Joseph Ackerman, past chair of the St Louis Section–ACS and chair of the St Louis Award jury, has announced the winner of the 2017 St Louis Award.
Dr. Keith J. Stine received his BS degree in chemistry with honors from Fairleigh Dickinson University in Madison, New Jersey in 1984. He carried out undergraduate research in physical organic chemistry with Professor Raymond Baylouny and in computational chemistry with Professor Ronald Strange. He also received a BA degree in Mathematics and Computer Science. He earned his PhD from MIT in 1988, working with Professor Carl W. Garland on studies of phase transitions in liquid crystals. After a postdoctoral position at University of California – Los Angeles studying phase transitions and two-dimensional aggregation behavior in monolayers of surfactants, he joined the Department of Chemistry at University of Missouri – Saint Louis in 1990. He was promoted to Associate Professor in 1996 and to full Professor in 2008. He received the Chancellor’s Award for Service at University of Missouri – Saint Louis in 2009, the Distinguished Service Award of the Saint Louis Section in 2010, and was selected as a Fellow of the American Chemical Society in 2014. He is also a co-author of the most recent edition of the classical text Experiments in Physical Chemistry by Nibler and Garland published in 2014. He recently edited the volume Carbohydrate Nanotechnology published in 2016. He served as Chair of the Saint Louis Section in 2008 and was Secretary of the Local Section from 2002 – 2006. He was the Program Chair for the Midwest Regional Meetings in Saint Louis in 2000 and again in 2011.
His earlier independent work at the University of Missouri-St. Louis was on chiral recognition in monolayers at the water/air interface. This work concerned the supramolecular behavior of long-chain amino acid derivatives at the water/air interface and was the first detailed investigation of chiral separation in racemic mixed monolayers. The work also confirmed the key role of amide-amide hydrogen bonding in chiral recognition in these systems, partly by external reflection infrared spectroscopy in collaboration with Professor Heinrich Hühnerfuss of University of Hamburg, Germany. His group performed some of the earliest studies of surface modification of gold by self-assembled monolayers of synthetic cyclodextrin derivatives in the mid-late 1990s in collaboration with Professor Valerian D’Souza. His more recent work is in collaboration with colleague Professor Alexei Demchenko to introduce nanoporous gold as a potential new nanomaterial on which to develop platforms for supported synthesis of carbohydrates. His lab is also studying independently the fundamental properties of this newly important nanomaterial, and its application as a support for protein assays and separations, with papers appearing in Chemistry of Materials, Nanoscale, Analyst, and New Journal of Chemistry, amongst others. The material, both in thin film and in monolithic form, was found to be suitable for the hosting of enzymes and other biomolecules, for use in separations and in electrochemical biosensor development. By immobilizing antibody-enzyme conjugates, electrochemical sensors for cancer related biomarkers prostate specific antigen and carcinoembryonic antigen were developed. Using lectin-enzyme conjugates, electrochemical sensors for glycoproteins were developed using square wave voltammetry. Nanoporous gold was created in the form of free-standing monoliths and fully surface modified using flow methods. Such monoliths modified with lectins were then shown to be promising for the capture and release of specific glycoproteins from solution.
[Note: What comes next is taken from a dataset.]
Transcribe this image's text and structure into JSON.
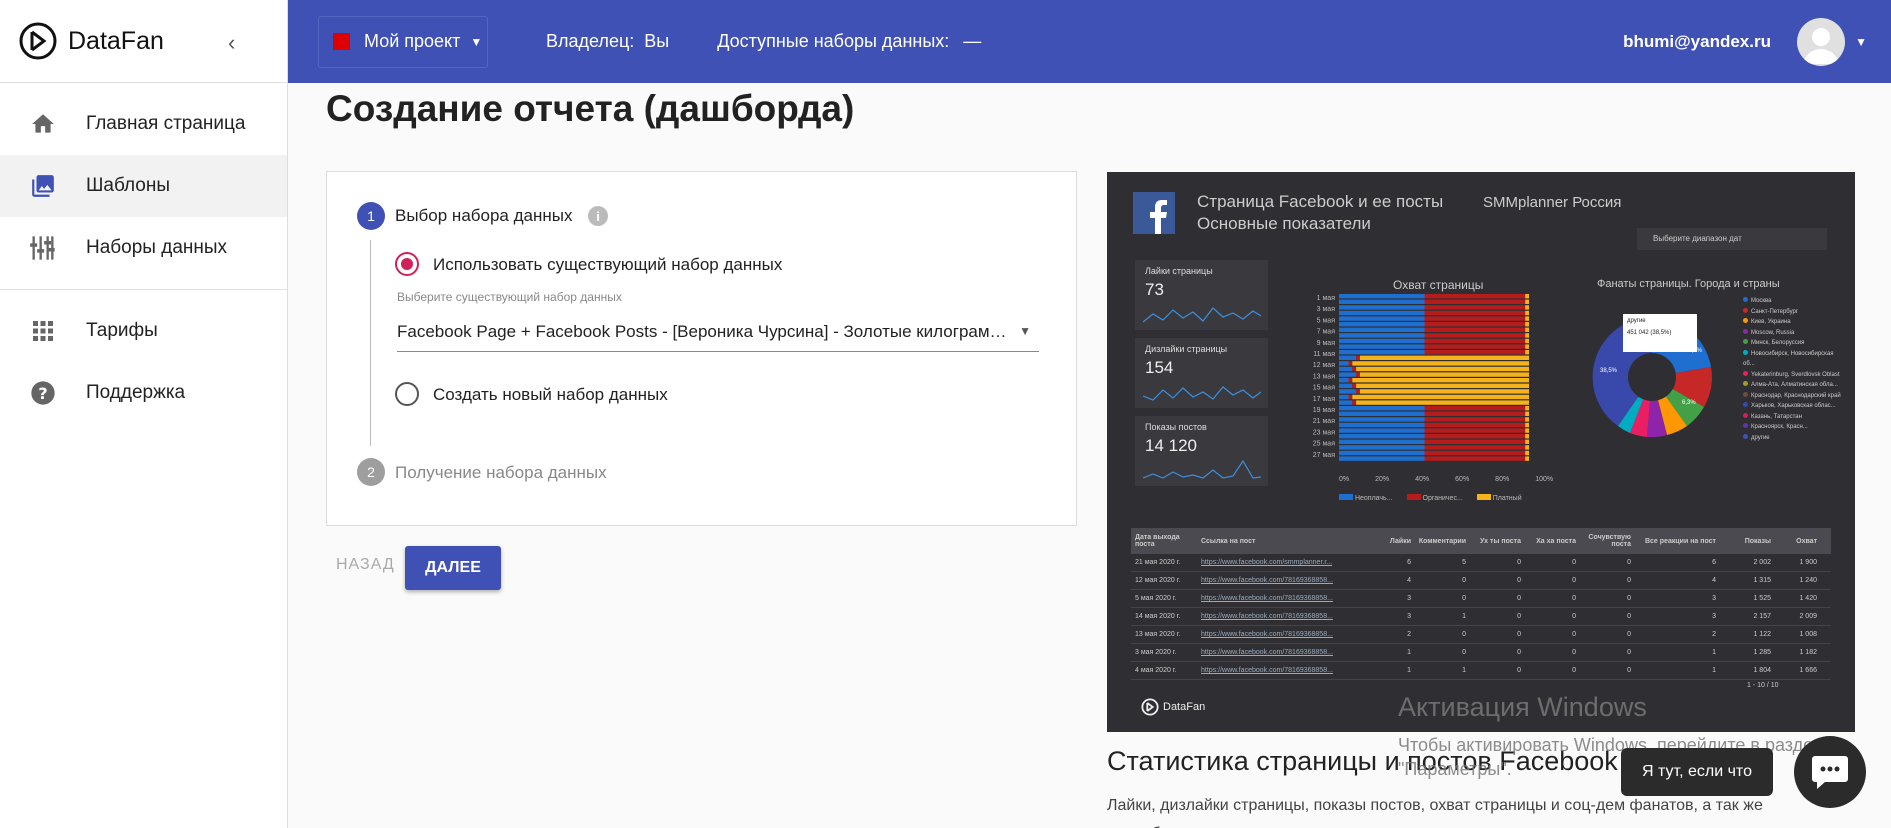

His research has been funded by the American Chemical Society – Petroleum Research Fund, Office of Naval Research, Department of Defense, National Science Foundation and the National Institutes of Health. He has directed the research of 15 PhD students, 13 MS degree students, about 60 undergraduate students and 12 postdoctoral fellows, some of the latter being jointly with colleagues. He has also directed the research of several visiting students, and 25 high school students including students with NSF and ACS Project SEED support.
The Saint Louis Award, sponsored by the Monsanto Company and administered by the Saint Louis Section–ACS, is presented to an individual who has made outstanding contributions to the profession of chemistry and demonstrated potential to further the advancement of the chemical profession. The award, consisting of a $1,500 honorarium and a plaque, is presented at the Saint Louis Award Banquet that will be held Friday Sept. 29, 2017. Details on the St Louis Award symposium which will also be held that Friday afternoon at the University of Missouri – Saint Louis, can be found here. (Reservations are required for the banquet; see link for RSVP instructions.)